Caster Mounting - Part 1 - Threaded Stems

A threaded stem is quite simple, it's a round piece of metal with a cut thread, as the name implies. The threaded stem is more broadly used, yet less common than the grip ring stem; because threaded stems come in nearly any size, metric or standard, small to large diameter, fine or coarse thread, the options are many. Threaded stems are available standard on institutional and furniture casters, and through special order on industrial casters.

A threaded stem provides a more secure mounting than any other stem mount. Where grip ring and grip neck stems can become loose over time, the threaded stem, short of the stem shearing, will remain in place. A fair comparison between grip and threaded stems is nails to screws.

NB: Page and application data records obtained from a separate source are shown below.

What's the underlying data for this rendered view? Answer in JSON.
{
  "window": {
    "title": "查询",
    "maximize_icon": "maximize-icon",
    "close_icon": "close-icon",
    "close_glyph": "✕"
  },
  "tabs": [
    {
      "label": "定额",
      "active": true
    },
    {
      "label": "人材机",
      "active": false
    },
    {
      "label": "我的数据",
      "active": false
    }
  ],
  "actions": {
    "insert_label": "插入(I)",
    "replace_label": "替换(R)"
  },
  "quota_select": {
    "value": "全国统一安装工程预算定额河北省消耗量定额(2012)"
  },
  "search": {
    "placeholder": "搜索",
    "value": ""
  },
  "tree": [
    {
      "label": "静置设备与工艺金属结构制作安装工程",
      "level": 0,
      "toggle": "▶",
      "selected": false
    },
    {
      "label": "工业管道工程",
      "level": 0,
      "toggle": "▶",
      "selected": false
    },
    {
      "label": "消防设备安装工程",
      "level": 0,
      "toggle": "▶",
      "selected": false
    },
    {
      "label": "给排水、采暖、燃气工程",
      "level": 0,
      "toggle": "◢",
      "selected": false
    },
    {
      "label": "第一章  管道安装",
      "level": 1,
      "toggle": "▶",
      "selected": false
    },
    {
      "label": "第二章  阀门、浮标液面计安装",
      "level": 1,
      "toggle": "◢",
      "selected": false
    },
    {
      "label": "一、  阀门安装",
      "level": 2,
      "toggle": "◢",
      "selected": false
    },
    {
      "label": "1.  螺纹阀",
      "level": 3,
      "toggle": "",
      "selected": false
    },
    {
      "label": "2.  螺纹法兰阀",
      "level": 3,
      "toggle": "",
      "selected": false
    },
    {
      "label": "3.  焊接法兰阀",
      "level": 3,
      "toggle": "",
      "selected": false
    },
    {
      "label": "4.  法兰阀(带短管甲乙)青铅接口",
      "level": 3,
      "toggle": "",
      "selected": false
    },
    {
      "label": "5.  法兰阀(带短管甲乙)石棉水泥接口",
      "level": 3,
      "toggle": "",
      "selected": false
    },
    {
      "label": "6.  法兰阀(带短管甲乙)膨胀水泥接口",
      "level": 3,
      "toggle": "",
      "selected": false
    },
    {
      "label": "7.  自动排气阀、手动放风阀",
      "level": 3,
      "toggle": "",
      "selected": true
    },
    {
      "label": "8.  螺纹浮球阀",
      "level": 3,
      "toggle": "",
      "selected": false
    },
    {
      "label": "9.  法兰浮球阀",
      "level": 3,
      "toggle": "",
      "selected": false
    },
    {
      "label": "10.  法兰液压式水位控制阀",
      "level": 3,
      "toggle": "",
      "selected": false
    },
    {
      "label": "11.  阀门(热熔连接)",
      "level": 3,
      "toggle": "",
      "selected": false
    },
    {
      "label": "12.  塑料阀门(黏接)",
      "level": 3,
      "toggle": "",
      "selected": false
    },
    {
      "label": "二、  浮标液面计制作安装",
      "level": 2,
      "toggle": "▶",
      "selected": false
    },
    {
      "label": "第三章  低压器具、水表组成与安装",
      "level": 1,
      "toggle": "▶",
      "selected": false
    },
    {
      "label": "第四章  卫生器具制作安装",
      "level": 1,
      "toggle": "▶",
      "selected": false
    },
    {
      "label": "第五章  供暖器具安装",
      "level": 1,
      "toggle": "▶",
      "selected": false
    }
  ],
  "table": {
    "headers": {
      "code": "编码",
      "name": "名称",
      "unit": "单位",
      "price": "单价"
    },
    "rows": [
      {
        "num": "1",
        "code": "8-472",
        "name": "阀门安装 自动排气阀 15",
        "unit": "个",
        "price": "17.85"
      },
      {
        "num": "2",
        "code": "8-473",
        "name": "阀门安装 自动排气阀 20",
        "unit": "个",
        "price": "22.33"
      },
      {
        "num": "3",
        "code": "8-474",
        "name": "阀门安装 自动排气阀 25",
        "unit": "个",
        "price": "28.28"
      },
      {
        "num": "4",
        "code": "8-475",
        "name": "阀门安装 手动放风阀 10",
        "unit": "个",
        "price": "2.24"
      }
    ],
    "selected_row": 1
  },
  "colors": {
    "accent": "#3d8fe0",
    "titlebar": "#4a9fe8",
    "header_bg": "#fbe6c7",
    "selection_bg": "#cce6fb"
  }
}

In order for a threaded stem caster to be attached to equipment, the equipment must have a tapped bore to accept the stem. For the most part, adding the tapped bore is part of manufacturing the equipment. However, certain materials, by nature, don't accept a thread very well. In these instances certain adapters are available. Pictured to the right is an adapter for wood, it is installed by drilling a hole to the appropriate outside diameter of the adapter, then the adapter is hammered into place, secured by the webbing of the flange.

Threaded stems, as stated above, are available in nearly any size.  Standard size threaded stems are generally 1/4" to 1/2" coarse.  However, stems as large as 1" in diameter are readily available, although they are special order and can have a slightly longer lead time.

Noting the disadvantages, installation time is increased as compared to grip style stems. Further, the manufacturing time of the equipment may be increased due to the bore and tap requirements.

In summary, the threaded stem provides a near-universal method of caster mounting.  The increased manufacturing costs can be a problem, but the secure mounting may offset this.  If you have questions about your application, please don't hesitate to contact us.

Tips & tricks

Popular posts

  1. What Size Caster Do I Need?
  2. How To Pick The Right Caster